This represents a valuable collection of cultural heritage, much of it already present in multimedia format, so one might think it would already have a firm place in the European digital library Europeana. But that isn’t the case. “In fact, digitized natural history objects are absolutely underrepresented in Europeana so far,” says biologist and professor Walter Berendsohn, who is in charge of the department of biodiversity information technology at the BGBM and coordinates the “OpenUp!” EU project, which was officially launched in March.
“OpenUp!” aims to close the gap, making about a million of these natural science references – including over 20,000 audio files of animal sounds and 1,200 videos – available to the public via Europeana in the next three years. The project participants built the infrastructures necessary to this end, and a software program that enables this use was developed at the BGBM. Fifty scientists and scholars from twelve European countries are involved in the project, which is receiving a total of 3.5 million euros in funding from the European Union. Freie Universität also provided financial support for planning the project.

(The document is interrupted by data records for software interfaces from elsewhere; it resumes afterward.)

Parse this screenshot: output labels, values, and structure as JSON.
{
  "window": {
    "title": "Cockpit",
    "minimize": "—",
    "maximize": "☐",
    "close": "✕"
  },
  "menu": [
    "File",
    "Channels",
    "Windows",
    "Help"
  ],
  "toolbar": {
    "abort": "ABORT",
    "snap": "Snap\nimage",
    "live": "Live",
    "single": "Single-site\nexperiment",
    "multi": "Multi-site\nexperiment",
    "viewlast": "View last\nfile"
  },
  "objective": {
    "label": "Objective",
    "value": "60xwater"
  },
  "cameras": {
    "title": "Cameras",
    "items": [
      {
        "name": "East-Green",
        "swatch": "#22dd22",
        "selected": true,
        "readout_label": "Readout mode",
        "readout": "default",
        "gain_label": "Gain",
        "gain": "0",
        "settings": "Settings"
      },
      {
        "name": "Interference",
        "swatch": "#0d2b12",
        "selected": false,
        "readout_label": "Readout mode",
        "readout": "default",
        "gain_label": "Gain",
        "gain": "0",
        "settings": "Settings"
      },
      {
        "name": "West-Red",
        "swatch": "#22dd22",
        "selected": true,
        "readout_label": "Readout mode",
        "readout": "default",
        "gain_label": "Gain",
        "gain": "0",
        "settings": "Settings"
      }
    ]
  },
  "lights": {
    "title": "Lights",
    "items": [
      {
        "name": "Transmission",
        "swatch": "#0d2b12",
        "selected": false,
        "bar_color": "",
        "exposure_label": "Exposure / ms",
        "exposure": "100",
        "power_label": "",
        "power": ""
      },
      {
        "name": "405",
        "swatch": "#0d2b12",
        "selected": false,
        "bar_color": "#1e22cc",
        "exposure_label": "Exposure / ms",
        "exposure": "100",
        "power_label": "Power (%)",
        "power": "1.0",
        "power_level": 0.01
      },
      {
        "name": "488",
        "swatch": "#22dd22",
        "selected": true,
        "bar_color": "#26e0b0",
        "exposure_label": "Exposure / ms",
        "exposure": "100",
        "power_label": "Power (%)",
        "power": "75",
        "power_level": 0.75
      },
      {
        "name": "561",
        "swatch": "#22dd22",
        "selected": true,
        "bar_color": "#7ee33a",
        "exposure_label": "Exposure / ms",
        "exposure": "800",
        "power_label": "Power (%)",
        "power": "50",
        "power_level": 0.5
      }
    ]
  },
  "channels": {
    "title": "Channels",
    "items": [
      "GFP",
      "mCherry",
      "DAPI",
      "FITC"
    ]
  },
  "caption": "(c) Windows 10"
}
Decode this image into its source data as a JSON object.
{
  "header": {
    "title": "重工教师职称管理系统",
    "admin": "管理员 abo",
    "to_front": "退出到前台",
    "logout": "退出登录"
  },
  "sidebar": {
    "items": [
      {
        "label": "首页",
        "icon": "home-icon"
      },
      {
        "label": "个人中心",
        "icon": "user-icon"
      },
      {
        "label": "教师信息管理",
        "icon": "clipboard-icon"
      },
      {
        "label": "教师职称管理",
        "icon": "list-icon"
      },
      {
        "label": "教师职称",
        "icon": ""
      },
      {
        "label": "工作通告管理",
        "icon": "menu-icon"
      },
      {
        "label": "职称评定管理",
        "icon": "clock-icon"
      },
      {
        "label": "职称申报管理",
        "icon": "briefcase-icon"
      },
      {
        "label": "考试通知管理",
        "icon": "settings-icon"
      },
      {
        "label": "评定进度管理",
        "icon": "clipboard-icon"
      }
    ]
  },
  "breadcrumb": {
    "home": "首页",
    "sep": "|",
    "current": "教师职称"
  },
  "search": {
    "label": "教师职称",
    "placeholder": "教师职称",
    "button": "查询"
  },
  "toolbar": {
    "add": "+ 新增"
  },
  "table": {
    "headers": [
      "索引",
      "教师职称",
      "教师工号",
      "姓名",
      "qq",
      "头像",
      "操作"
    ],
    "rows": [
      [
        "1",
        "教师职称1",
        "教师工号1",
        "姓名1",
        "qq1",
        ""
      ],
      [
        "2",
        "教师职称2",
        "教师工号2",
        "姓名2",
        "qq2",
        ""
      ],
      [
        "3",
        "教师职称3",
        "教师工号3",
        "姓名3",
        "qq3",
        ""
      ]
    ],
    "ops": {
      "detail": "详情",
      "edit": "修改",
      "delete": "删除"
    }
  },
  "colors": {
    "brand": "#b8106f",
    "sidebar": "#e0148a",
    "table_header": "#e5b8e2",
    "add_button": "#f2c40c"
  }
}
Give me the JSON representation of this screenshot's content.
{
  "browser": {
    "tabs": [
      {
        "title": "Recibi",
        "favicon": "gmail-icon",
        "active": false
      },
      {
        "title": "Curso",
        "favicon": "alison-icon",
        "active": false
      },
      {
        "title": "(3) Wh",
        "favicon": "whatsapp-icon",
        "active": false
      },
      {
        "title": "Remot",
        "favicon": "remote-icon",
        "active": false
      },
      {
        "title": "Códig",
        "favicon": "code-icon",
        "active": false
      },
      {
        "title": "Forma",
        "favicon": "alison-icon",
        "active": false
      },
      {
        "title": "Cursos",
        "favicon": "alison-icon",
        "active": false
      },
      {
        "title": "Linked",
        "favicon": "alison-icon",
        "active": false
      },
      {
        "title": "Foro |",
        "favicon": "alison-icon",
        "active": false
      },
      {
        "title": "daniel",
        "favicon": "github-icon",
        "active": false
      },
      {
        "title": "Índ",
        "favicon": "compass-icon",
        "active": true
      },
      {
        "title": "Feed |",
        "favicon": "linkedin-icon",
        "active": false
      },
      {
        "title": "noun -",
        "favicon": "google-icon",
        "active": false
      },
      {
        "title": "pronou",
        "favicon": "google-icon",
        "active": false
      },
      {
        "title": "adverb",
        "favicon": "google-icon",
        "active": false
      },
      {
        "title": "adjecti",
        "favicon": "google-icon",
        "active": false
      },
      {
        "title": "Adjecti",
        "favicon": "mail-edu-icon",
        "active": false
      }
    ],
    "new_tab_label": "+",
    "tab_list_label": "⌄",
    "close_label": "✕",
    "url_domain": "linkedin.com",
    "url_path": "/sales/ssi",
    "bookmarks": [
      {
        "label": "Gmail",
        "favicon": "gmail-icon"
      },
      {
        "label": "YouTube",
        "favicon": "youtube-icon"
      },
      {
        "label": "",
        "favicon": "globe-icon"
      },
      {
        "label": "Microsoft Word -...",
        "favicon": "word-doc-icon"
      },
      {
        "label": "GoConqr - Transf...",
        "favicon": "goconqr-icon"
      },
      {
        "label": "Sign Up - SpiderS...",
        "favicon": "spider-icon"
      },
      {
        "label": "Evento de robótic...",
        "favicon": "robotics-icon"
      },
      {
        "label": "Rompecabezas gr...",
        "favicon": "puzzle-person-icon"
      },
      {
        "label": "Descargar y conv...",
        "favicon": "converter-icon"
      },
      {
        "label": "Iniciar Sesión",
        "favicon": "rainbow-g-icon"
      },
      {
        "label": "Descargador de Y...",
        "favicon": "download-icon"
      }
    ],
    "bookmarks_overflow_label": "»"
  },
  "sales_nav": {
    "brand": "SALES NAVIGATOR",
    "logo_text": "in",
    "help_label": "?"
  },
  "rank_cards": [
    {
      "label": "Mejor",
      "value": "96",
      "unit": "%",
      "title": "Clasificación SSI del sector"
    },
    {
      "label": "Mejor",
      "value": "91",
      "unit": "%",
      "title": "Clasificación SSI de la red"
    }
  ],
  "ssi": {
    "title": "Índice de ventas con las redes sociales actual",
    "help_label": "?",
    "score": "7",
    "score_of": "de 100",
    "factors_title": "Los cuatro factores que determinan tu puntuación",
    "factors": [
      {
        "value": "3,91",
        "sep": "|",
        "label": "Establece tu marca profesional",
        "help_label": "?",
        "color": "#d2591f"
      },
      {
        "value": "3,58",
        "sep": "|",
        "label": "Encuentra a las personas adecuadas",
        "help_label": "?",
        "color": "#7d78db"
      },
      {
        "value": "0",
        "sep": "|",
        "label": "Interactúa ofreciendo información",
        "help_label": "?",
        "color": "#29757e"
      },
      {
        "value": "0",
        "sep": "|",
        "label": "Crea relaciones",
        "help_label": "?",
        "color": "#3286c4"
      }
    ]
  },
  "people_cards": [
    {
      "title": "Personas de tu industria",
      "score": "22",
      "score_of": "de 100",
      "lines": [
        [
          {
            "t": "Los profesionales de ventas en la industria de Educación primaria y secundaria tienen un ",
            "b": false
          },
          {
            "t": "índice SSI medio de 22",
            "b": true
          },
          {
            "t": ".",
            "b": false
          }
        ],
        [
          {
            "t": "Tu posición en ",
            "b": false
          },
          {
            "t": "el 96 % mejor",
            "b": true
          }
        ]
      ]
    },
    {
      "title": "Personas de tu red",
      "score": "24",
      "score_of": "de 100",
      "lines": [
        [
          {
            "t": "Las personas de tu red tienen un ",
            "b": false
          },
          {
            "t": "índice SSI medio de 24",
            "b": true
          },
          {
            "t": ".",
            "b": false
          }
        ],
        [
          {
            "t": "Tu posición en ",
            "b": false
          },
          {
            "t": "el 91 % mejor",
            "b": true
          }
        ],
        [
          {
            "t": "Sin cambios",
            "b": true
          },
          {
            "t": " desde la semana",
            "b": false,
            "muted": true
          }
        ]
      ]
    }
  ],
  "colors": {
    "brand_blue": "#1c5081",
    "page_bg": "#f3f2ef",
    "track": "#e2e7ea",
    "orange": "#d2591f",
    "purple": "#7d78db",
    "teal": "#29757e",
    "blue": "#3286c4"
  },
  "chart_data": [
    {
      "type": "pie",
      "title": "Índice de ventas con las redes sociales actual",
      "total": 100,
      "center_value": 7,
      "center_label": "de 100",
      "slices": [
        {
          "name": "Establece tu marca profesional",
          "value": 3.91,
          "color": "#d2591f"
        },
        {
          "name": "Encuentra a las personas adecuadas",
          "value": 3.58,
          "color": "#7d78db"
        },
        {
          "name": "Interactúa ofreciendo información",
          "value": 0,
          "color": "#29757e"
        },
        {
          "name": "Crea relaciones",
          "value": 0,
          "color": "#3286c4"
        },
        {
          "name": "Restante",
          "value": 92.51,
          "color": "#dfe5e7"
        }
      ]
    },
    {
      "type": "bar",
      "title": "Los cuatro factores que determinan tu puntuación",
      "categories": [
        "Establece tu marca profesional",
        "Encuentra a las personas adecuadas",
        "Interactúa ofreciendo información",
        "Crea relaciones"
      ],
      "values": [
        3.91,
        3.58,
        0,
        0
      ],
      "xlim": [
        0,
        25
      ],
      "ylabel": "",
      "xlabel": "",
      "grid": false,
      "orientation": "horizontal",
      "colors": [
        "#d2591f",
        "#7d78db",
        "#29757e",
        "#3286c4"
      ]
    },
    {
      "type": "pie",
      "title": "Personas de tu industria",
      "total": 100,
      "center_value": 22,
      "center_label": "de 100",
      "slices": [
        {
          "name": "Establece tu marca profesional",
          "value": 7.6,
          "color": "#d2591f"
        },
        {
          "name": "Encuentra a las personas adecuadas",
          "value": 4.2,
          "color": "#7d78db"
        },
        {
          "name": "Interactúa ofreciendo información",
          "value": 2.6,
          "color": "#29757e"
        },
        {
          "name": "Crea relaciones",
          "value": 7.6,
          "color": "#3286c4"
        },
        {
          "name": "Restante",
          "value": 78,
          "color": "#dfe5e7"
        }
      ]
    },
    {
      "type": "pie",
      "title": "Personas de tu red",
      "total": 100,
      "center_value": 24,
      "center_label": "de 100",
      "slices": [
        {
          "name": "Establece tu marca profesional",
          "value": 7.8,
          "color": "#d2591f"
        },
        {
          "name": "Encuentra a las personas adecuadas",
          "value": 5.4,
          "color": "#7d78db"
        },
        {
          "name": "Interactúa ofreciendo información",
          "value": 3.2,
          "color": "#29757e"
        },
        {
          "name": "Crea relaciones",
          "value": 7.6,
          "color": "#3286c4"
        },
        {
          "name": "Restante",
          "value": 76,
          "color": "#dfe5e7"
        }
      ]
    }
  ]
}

The project is putting culture and nature closer together. Wherever plants and animals appear in the fine arts, literature, and historical technology, “OpenUp!” will provide the pertinent expert knowledge from the natural science collections. Those who wish to read up on Shakespeare’s Romeo and Juliet, for instance, can find the answer to the lovers’ question of whether the call they heard came from a nightingale or a lark right away, thanks to audio files of birdcalls and birdsongs. Users can also get a view of the plants that Alexander von Humboldt described in detail and had engraved in copper.
One special feature: The search engine finds terms from the animal and plant kingdoms entered in any of the 27 official languages offered by Europeana’s search function. After all, how many of us know, for example, the Latin scientific name found in most specialized databases for the flower commonly called a Black-eyed Susan – Thunbergia alata? Or that the terms Quercus and Fraxinus refer to oak and ash trees, respectively? All of this information is already available today through the services provided by the Global Biodiversity Information Facility, but because the latter uses scientific names, the information is mainly used by scientists. The first data sets should be accessible via Europeana starting in early 2012.